DIRECTIONS:
Go through the records below and return each line that has "title" in it.
Segment Start: SUPPLIED DATA
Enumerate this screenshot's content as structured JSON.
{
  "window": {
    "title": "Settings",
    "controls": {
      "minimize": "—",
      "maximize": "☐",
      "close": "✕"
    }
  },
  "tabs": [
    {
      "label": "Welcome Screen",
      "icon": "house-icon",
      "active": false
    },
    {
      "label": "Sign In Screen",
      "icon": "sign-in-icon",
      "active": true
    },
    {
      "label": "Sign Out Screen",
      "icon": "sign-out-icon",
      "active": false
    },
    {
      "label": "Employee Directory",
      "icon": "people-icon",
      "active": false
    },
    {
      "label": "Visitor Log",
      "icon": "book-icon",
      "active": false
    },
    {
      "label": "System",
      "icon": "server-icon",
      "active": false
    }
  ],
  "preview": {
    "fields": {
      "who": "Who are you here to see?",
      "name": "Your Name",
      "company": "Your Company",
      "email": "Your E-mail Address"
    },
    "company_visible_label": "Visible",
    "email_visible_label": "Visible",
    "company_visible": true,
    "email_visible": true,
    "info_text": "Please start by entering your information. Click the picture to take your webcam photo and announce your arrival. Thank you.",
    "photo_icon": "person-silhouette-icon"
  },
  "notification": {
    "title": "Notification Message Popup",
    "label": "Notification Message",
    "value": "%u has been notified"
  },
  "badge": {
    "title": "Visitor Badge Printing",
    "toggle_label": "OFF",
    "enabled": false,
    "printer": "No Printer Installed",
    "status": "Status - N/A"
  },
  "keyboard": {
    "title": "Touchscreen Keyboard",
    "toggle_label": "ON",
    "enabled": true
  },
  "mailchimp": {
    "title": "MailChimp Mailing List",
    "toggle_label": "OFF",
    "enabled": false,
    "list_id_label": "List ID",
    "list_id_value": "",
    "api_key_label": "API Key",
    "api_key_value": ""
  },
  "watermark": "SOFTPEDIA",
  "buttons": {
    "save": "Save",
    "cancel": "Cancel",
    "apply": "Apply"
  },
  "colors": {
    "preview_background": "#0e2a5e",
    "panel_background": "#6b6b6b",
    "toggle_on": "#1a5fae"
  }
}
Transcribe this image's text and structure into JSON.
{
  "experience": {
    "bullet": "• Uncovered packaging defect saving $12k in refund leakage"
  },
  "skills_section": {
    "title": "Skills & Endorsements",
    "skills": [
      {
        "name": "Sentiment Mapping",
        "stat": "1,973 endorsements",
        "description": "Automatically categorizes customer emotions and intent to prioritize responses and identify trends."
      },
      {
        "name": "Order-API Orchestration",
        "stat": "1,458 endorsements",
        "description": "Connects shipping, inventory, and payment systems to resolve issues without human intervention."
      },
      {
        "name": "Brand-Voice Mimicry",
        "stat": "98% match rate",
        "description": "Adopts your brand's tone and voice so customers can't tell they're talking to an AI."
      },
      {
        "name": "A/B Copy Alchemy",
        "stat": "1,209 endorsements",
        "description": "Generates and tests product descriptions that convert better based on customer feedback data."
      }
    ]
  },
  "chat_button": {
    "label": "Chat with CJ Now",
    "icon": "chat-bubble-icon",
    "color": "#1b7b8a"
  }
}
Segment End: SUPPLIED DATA
COMPLETED EXERCISE:
    "title": "Settings",
    "title": "Notification Message Popup",
    "title": "Visitor Badge Printing",
    "title": "Touchscreen Keyboard",
    "title": "MailChimp Mailing List",
    "title": "Skills & Endorsements",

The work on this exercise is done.